> leveneTest(TeamSeparation ~ Country, data=teamTurnOver, center="median") Levene's Test for Homogeneity of Variance (center = "median") Df F value Pr(>F) group 3 5.36810.001403** 208 --- Signif. codes: 0 ‘***’ 0.001 ‘**’ 0.01 ‘*’ 0.05 ‘.’ 0.1 ‘ ’ 1 > oneway.test(TeamSeparation ~ Country, data=teamTurnOver) #Welch test One-way analysis of means (not assuming equal variances) data: TeamSeparation and CountryF = 3.4458, num df = 3.000, denom df = 98.758,p-value = 0.01961

> leveneTest(Engagement ~ Country, data=teamTurnOver, center="median") Levene's Test for Homogeneity of Variance (center = "median") Df F value Pr(>F) group 3 10.8051.255e-06*** 208 --- Signif. codes: 0 ‘***’ 0.001 ‘**’ 0.01 ‘*’ 0.05 ‘.’ 0.1 ‘ ’ 1 > oneway.test(Engagement ~ Country, data=teamTurnOver) # Welch test One-way analysis of means (not assuming equal variances) data: Engagement and Country F= 29.256, num df = 3.000, denom df = 93.477,p-value = 1.985e-13

Because the group variances are not equal, for the “post-hoc test”, we will choose Games-Howell’s test.

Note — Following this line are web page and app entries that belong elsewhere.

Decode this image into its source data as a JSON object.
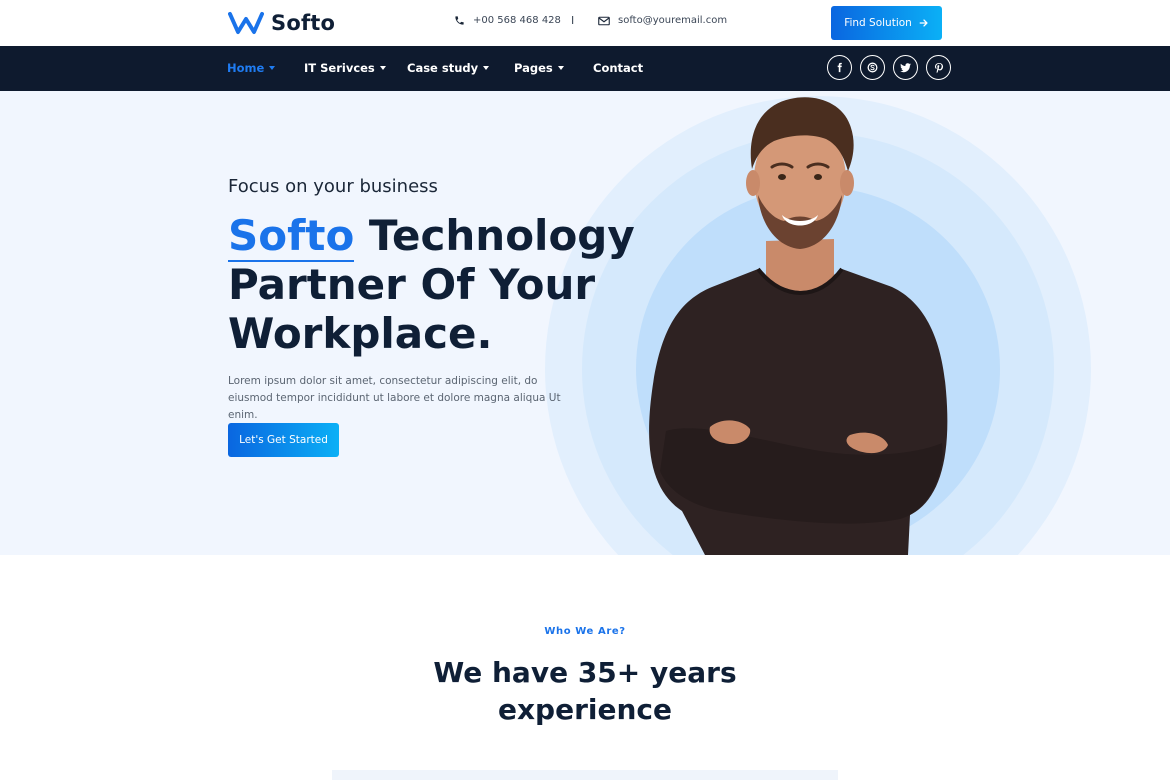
{
  "brand": {
    "name": "Softo",
    "accent": "#1a73ea",
    "dark": "#0f1f36"
  },
  "topbar": {
    "phone_icon": "phone-icon",
    "phone": "+00 568 468 428",
    "separator": "I",
    "email_icon": "envelope-icon",
    "email": "softo@youremail.com",
    "find_button": "Find Solution",
    "find_button_icon": "arrow-right-icon"
  },
  "nav": {
    "items": [
      {
        "label": "Home",
        "active": true,
        "dropdown": true
      },
      {
        "label": "IT Serivces",
        "active": false,
        "dropdown": true
      },
      {
        "label": "Case study",
        "active": false,
        "dropdown": true
      },
      {
        "label": "Pages",
        "active": false,
        "dropdown": true
      },
      {
        "label": "Contact",
        "active": false,
        "dropdown": false
      }
    ],
    "socials": [
      "facebook-icon",
      "skype-icon",
      "twitter-icon",
      "pinterest-icon"
    ]
  },
  "hero": {
    "subtitle": "Focus on your business",
    "title_accent": "Softo",
    "title_rest_line1": " Technology",
    "title_line2": "Partner Of Your",
    "title_line3": "Workplace.",
    "description": "Lorem ipsum dolor sit amet, consectetur adipiscing elit, do eiusmod tempor incididunt ut labore et dolore magna aliqua Ut enim.",
    "cta": "Let's Get Started"
  },
  "about": {
    "eyebrow": "Who We Are?",
    "heading_line1": "We have 35+ years",
    "heading_line2": "experience"
  }
}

From the following results we can see that “country” has impact on both engagement and turnover is mainly due to how different Spain is compared to the other countries in our dataset. We can say that Spain has significantly lower engagement than all the other countries; it also has significantly higher turnover than both UK and the United Sates.

> posthocTGH(teamTurnOver$TeamSeparation, teamTurnOver$Country, + method = "games-howell", # or Tukey + #conf.level = 0.95, + digits=3, + formatPvalue = TRUE) n means variances UK 52 0.159 0.0414 United States 73 0.160 0.0185 Canada 32 0.189 0.0165 Spain 55 0.267 0.0503 diff ci.lo ci.hi t df p p.adjusted United States-UK 0.00148 -0.083492 0.0865 0.0458 82.7 1.000 1.000 Canada-UK 0.03041 -0.064583 0.1254 0.8395 81.9 .835 1.000Spain-UK0.10789 -0.000101 0.2159 2.6083 104.8.050.252 Canada-United States 0.02893 -0.044235 0.1021 1.0436 62.5 .725 1.000Spain-United States0.10641 0.016835 0.1960 3.1144 83.3 .013.079 Spain-Canada 0.07748 -0.021584 0.1765 2.0496 85.0 .178 .713

> posthocTGH(teamTurnOver$Engagement, teamTurnOver$Country, + method = "games-howell", + digits=3, + formatPvalue = TRUE) n means variances UK 52 82.7 71.2 United States 73 86.6 111.7 Canada 32 81.7 314.7 Spain 55 69.5 109.4 diff ci.lo ci.hi t df p p.adjusted United States-UK 3.92 -0.511 8.36 2.30 121.3 .103 .308 Canada-UK -1.00 -9.979 7.97 0.30 39.8 .990 .990Spain-UK-13.20 -17.987 -8.42 7.20 102.5<.001<.001 Canada-United States -4.93 -13.956 4.10 1.46 41.0 .469 .938Spain-United States-17.13 -22.015 -12.24 9.13 117.1<.001<.001Spain-Canada-12.20 -21.380 -3.01 3.55 43.8.005.020

Recommendations may be to investigate possible causes of the low employee engagement and high turnover – using predictive models such as regression analysis. It may be a combination of factors, such as job market condition, length of service, appraisal rating. It is the topic we will cover in the next post.